The Radarsat-2 follow-up to Radarsat-1, launched in 1995, is a collaboration between government (CSA) and industry (MacDonald, Dettwiler and Associates Ltd). It is designed to provide C-band SAR data similar to those from Radarsat-1 for continuity. Significant technical improvements were made, including a 3 m high-resolution mode, a full range of signal polarisation modes to improve discrimination between various surface types, superior data storage and more precise measurements of satellite position and attitude. Radarsat-2, launched on December 14, 2007, operates in a Sunsynchronous orbit identical to that of Radarsat-1 but with an offset.
Envisat was launched on 1 March 2002 and since then has operated with a 35-day repeat cycle, 30 minutes ahead of ERS-2. The instruments address four major areas: radar imaging; optical imaging over oceans, coastal zones and land; observation of the atmosphere; altimetry. About two-thirds of the data are transmitted to the ground via ESA's Artemis relay satellite, providing Europe with data acquisition for any location worldwide. A total of 78 product types is generated, amounting to 250 GBytes per day. Most of these products are available on the Internet in nearrealtime.
The Envisat data are used in many fields of Earth science, including atmospheric pollution, fire extent, seaice motion, ocean currents and vegetation change, as well as for operational activities such as mapping land subsidence, monitoring oil slicks and watching for illegal fisheries.

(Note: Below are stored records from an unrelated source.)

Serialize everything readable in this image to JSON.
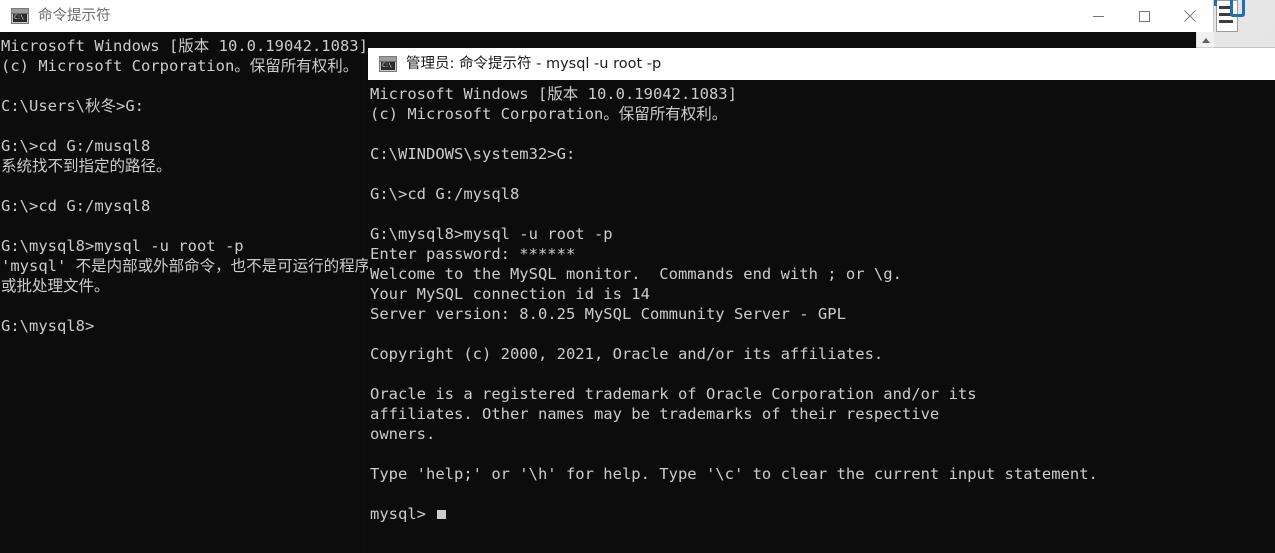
{
  "desktop": {
    "icon_name": "document-shortcut-icon"
  },
  "left_window": {
    "title": "命令提示符",
    "icon_glyph": "C:\\",
    "controls": {
      "minimize": "minimize-icon",
      "maximize": "maximize-icon",
      "close": "close-icon"
    },
    "lines": [
      "Microsoft Windows [版本 10.0.19042.1083]",
      "(c) Microsoft Corporation。保留所有权利。",
      "",
      "C:\\Users\\秋冬>G:",
      "",
      "G:\\>cd G:/musql8",
      "系统找不到指定的路径。",
      "",
      "G:\\>cd G:/mysql8",
      "",
      "G:\\mysql8>mysql -u root -p",
      "'mysql' 不是内部或外部命令，也不是可运行的程序",
      "或批处理文件。",
      "",
      "G:\\mysql8>"
    ]
  },
  "right_window": {
    "title": "管理员: 命令提示符 - mysql  -u root -p",
    "icon_glyph": "C:\\",
    "lines": [
      "Microsoft Windows [版本 10.0.19042.1083]",
      "(c) Microsoft Corporation。保留所有权利。",
      "",
      "C:\\WINDOWS\\system32>G:",
      "",
      "G:\\>cd G:/mysql8",
      "",
      "G:\\mysql8>mysql -u root -p",
      "Enter password: ******",
      "Welcome to the MySQL monitor.  Commands end with ; or \\g.",
      "Your MySQL connection id is 14",
      "Server version: 8.0.25 MySQL Community Server - GPL",
      "",
      "Copyright (c) 2000, 2021, Oracle and/or its affiliates.",
      "",
      "Oracle is a registered trademark of Oracle Corporation and/or its",
      "affiliates. Other names may be trademarks of their respective",
      "owners.",
      "",
      "Type 'help;' or '\\h' for help. Type '\\c' to clear the current input statement.",
      "",
      "mysql> "
    ],
    "prompt": "mysql>",
    "cursor": "text-cursor"
  },
  "colors": {
    "terminal_bg": "#0c0c0c",
    "terminal_fg": "#cccccc",
    "titlebar_bg": "#ffffff",
    "title_inactive": "#6e6e6e",
    "title_active": "#1a1a1a"
  }
}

Drawing on the preliminary work of the definition studies (Phases-A/B1), the key aspects of the individual Sentinel missions are described below.
Sentinel-1 will provide continuity of ERS and Envisat SAR data, but at higher ground resolution and data-take per orbit. It will carry a SAR in a precisely controlled dawn-dusk Sunsynchronous orbit, at about 700 km altitude with an exact repeat of 12 days and a swath of about 240 km. The first Sentinel-1 satellite was launched on a Soyuz rocket from Europe's Spaceport in French Guiana on 03 April 2014.

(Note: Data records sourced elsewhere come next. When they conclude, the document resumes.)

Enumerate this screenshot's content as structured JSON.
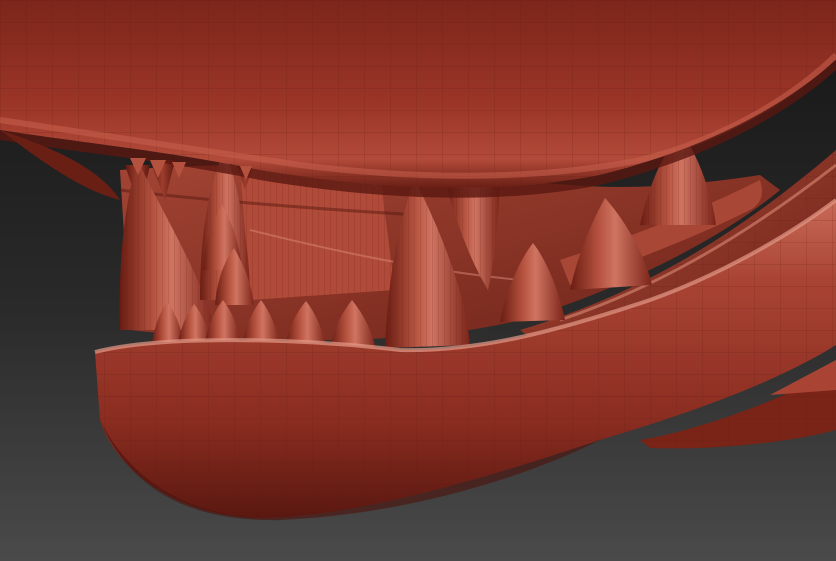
{
  "scene": {
    "subject": "sculpted-creature-jaw",
    "colors": {
      "background_top": "#1a1a1a",
      "background_bottom": "#4a4a4a",
      "clay_base": "#8f2e22",
      "clay_light": "#c25a48",
      "clay_dark": "#4e130c",
      "clay_highlight": "#e08a78",
      "wire": "#5e1a11"
    }
  }
}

Sentinel-2 will provide improved continuity for the Spot multispectral optical data, carrying a push-broom imager operating in the visible/near-IR and shortwave IR in a Sun-synchronous orbit at about 800 km altitude. The resolution in the visible and near-IR channels will be 10 m. The swath width of the multispectral imager will be about 280 km, ensuring systematic coverage of all land surfaces every 10 days. Sentinel-2A was launched on 23 June 2015.

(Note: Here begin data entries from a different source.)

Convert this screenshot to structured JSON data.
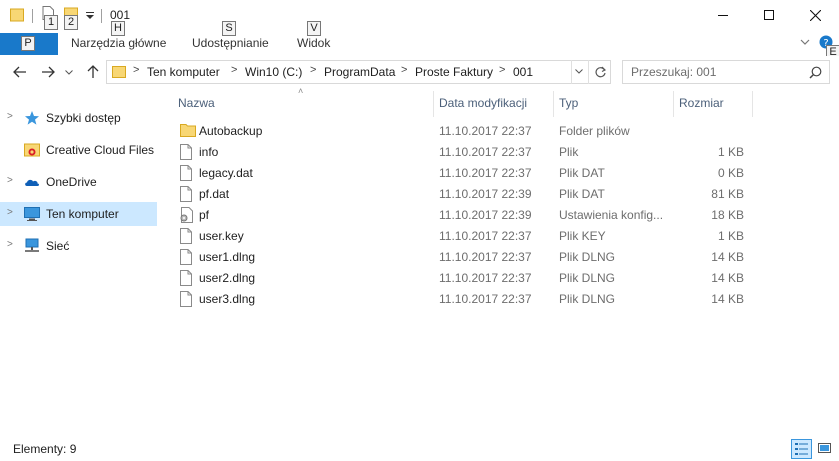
{
  "window": {
    "title": "001",
    "minimize_icon": "minimize-icon",
    "maximize_icon": "maximize-icon",
    "close_icon": "close-icon"
  },
  "keytips": {
    "k1": "1",
    "k2": "2",
    "file": "P",
    "home": "H",
    "share": "S",
    "view": "V",
    "help": "E"
  },
  "ribbon": {
    "tabs": [
      {
        "label": "Narzędzia główne"
      },
      {
        "label": "Udostępnianie"
      },
      {
        "label": "Widok"
      }
    ]
  },
  "address": {
    "crumbs": [
      "Ten komputer",
      "Win10 (C:)",
      "ProgramData",
      "Proste Faktury",
      "001"
    ]
  },
  "search": {
    "placeholder": "Przeszukaj: 001"
  },
  "nav_pane": {
    "items": [
      {
        "label": "Szybki dostęp",
        "icon": "star-icon",
        "expandable": true
      },
      {
        "label": "Creative Cloud Files",
        "icon": "creative-cloud-folder-icon",
        "expandable": false
      },
      {
        "label": "OneDrive",
        "icon": "onedrive-cloud-icon",
        "expandable": true
      },
      {
        "label": "Ten komputer",
        "icon": "computer-icon",
        "expandable": true,
        "selected": true
      },
      {
        "label": "Sieć",
        "icon": "network-icon",
        "expandable": true
      }
    ]
  },
  "columns": {
    "name": "Nazwa",
    "date": "Data modyfikacji",
    "type": "Typ",
    "size": "Rozmiar"
  },
  "files": [
    {
      "name": "Autobackup",
      "date": "11.10.2017 22:37",
      "type": "Folder plików",
      "size": "",
      "icon": "folder-icon"
    },
    {
      "name": "info",
      "date": "11.10.2017 22:37",
      "type": "Plik",
      "size": "1 KB",
      "icon": "file-icon"
    },
    {
      "name": "legacy.dat",
      "date": "11.10.2017 22:37",
      "type": "Plik DAT",
      "size": "0 KB",
      "icon": "file-icon"
    },
    {
      "name": "pf.dat",
      "date": "11.10.2017 22:39",
      "type": "Plik DAT",
      "size": "81 KB",
      "icon": "file-icon"
    },
    {
      "name": "pf",
      "date": "11.10.2017 22:39",
      "type": "Ustawienia konfig...",
      "size": "18 KB",
      "icon": "settings-file-icon"
    },
    {
      "name": "user.key",
      "date": "11.10.2017 22:37",
      "type": "Plik KEY",
      "size": "1 KB",
      "icon": "file-icon"
    },
    {
      "name": "user1.dlng",
      "date": "11.10.2017 22:37",
      "type": "Plik DLNG",
      "size": "14 KB",
      "icon": "file-icon"
    },
    {
      "name": "user2.dlng",
      "date": "11.10.2017 22:37",
      "type": "Plik DLNG",
      "size": "14 KB",
      "icon": "file-icon"
    },
    {
      "name": "user3.dlng",
      "date": "11.10.2017 22:37",
      "type": "Plik DLNG",
      "size": "14 KB",
      "icon": "file-icon"
    }
  ],
  "status": {
    "items_text": "Elementy: 9"
  },
  "colors": {
    "accent": "#1979ca",
    "selection": "#cce8ff",
    "header_text": "#4c607a",
    "folder": "#f8d775"
  }
}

Sentinel-3, with a planned launch date of Q4 2015, will monitor oceans and land/ atmosphere at a global scale. It will carry, in a Sun-synchronous orbit of around 800 km altitude: a microwave altimeter, with a microwave radiometer for atmospheric correction and a satnav receiver for precise orbit determination; a 15-channel super-spectral imager for ocean/land colour observations; a visible/IR imaging dual-view radiometer for sea/land surface temperature observations. The land imaging mission will provide continuity for Spot's Vegetation instrument, providing global coverage every 4 days. All Sentinels will fly in a two-satellite constellation to satisfy the coverage requirements. All have design lifetimes of 7 years and, depending on their mass, are compatible either with the Soyuz (Sentinel-1: 2.5 tonnes) or the Vega launchers (Sentinel-2: 800 kg; Sentinel-3: 1.3 tonnes).